_TRY IT_
Read through the lines below and copy the ones holding the string "demo".

START INPUT DATA

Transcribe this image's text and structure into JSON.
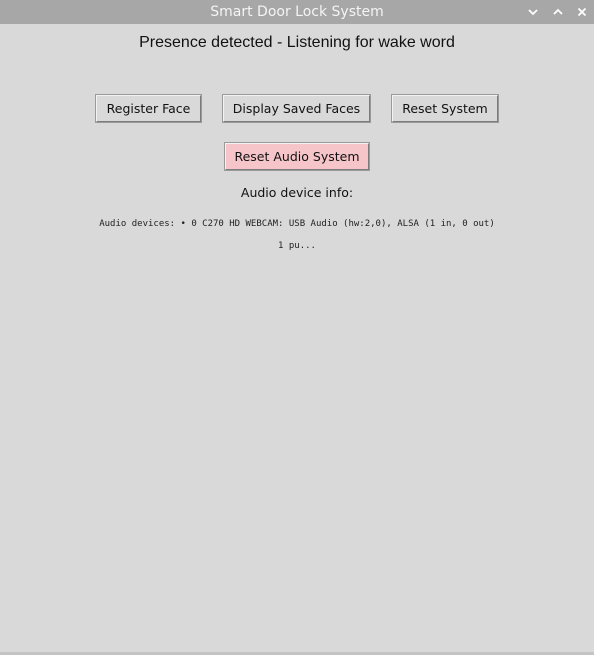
{
  "window": {
    "title": "Smart Door Lock System",
    "controls": {
      "minimize_icon": "chevron-down-icon",
      "maximize_icon": "chevron-up-icon",
      "close_icon": "close-icon"
    },
    "colors": {
      "titlebar": "#a7a7a7",
      "background": "#d9d9d9",
      "audio_reset_button": "#f5c5c9"
    }
  },
  "main": {
    "status": "Presence detected - Listening for wake word",
    "buttons": {
      "register_face": "Register Face",
      "display_saved_faces": "Display Saved Faces",
      "reset_system": "Reset System",
      "reset_audio_system": "Reset Audio System"
    },
    "audio_label": "Audio device info:",
    "audio_info_line1": "Audio devices: • 0 C270 HD WEBCAM: USB Audio (hw:2,0), ALSA (1 in, 0 out)",
    "audio_info_line2": "1 pu..."
  }
}
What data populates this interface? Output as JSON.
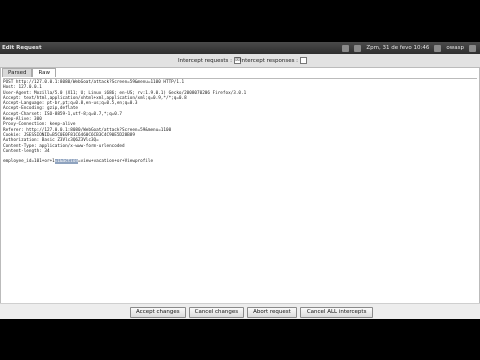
{
  "panel": {
    "window_title": "Edit Request",
    "clock": "Zpm, 31 de fevo 10:46",
    "user": "owasp"
  },
  "intercept": {
    "requests_label": "Intercept requests :",
    "requests_checked": "☒",
    "responses_label": "Intercept responses :",
    "responses_checked": ""
  },
  "tabs": [
    "Parsed",
    "Raw"
  ],
  "active_tab": "Raw",
  "editor": {
    "lines": [
      "POST http://127.0.0.1:8080/WebGoat/attack?Screen=59&menu=1100 HTTP/1.1",
      "Host: 127.0.0.1",
      "User-Agent: Mozilla/5.0 (X11; U; Linux i686; en-US; rv:1.9.0.1) Gecko/2008070206 Firefox/3.0.1",
      "Accept: text/html,application/xhtml+xml,application/xml;q=0.9,*/*;q=0.8",
      "Accept-Language: pt-br,pt;q=0.8,en-us;q=0.5,en;q=0.3",
      "Accept-Encoding: gzip,deflate",
      "Accept-Charset: ISO-8859-1,utf-8;q=0.7,*;q=0.7",
      "Keep-Alive: 300",
      "Proxy-Connection: keep-alive",
      "Referer: http://127.0.0.1:8080/WebGoat/attack?Screen=59&menu=1100",
      "Cookie: JSESSIONID=B5C0E0F81C6460C6CB3C4C90E5D28B89",
      "Authorization: Basic Z3Vlc3Q6Z3Vlc3Q=",
      "Content-Type: application/x-www-form-urlencoded",
      "Content-length: 34",
      "",
      "employee_id=101&action=ViewProfile"
    ],
    "body_prefix": "employee_id=101+or+1",
    "body_highlight": "=1&action",
    "body_suffix": "=view+vacation+or+Viewprofile"
  },
  "footer": {
    "accept": "Accept changes",
    "cancel": "Cancel changes",
    "abort": "Abort request",
    "cancel_all": "Cancel ALL intercepts"
  }
}
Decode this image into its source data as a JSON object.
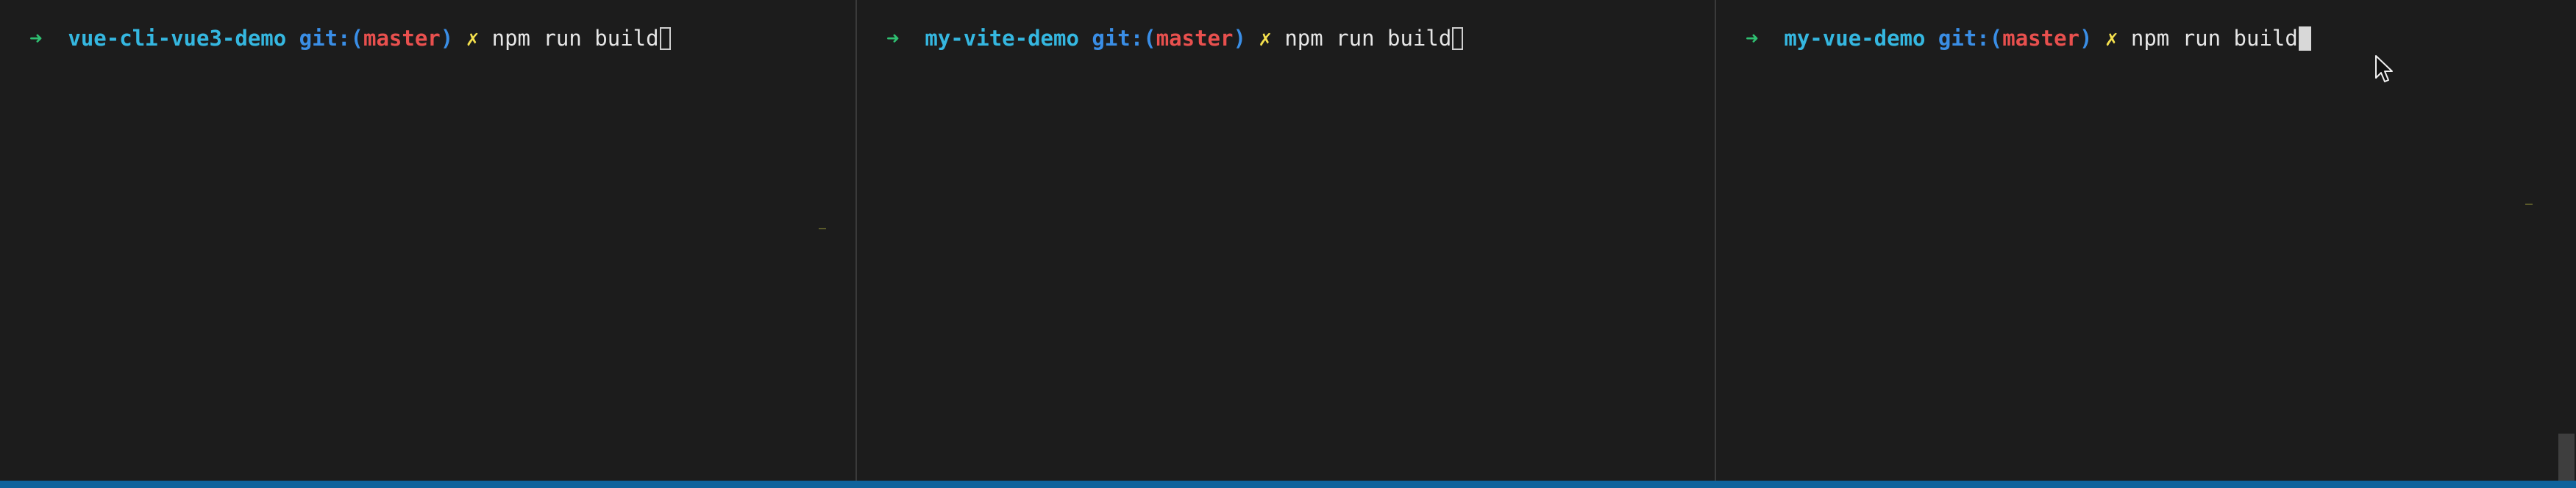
{
  "terminal": {
    "panes": [
      {
        "prompt_symbol": "➜",
        "directory": "vue-cli-vue3-demo",
        "git_prefix": "git:(",
        "branch": "master",
        "git_suffix": ")",
        "dirty_marker": "✗",
        "command": "npm run build"
      },
      {
        "prompt_symbol": "➜",
        "directory": "my-vite-demo",
        "git_prefix": "git:(",
        "branch": "master",
        "git_suffix": ")",
        "dirty_marker": "✗",
        "command": "npm run build"
      },
      {
        "prompt_symbol": "➜",
        "directory": "my-vue-demo",
        "git_prefix": "git:(",
        "branch": "master",
        "git_suffix": ")",
        "dirty_marker": "✗",
        "command": "npm run build"
      }
    ]
  },
  "colors": {
    "background": "#1c1c1c",
    "prompt_arrow": "#2fbf71",
    "directory": "#35b7e0",
    "git_label": "#3a8ee6",
    "branch": "#e8504e",
    "dirty_marker": "#f4e04d",
    "command_text": "#e6e6e6",
    "status_bar": "#0e639c"
  },
  "icons": {
    "mouse": "mouse-pointer-icon"
  }
}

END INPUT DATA

_ANSWER TO THIS EXERCISE_
        "directory": "vue-cli-vue3-demo",
        "directory": "my-vite-demo",
        "directory": "my-vue-demo",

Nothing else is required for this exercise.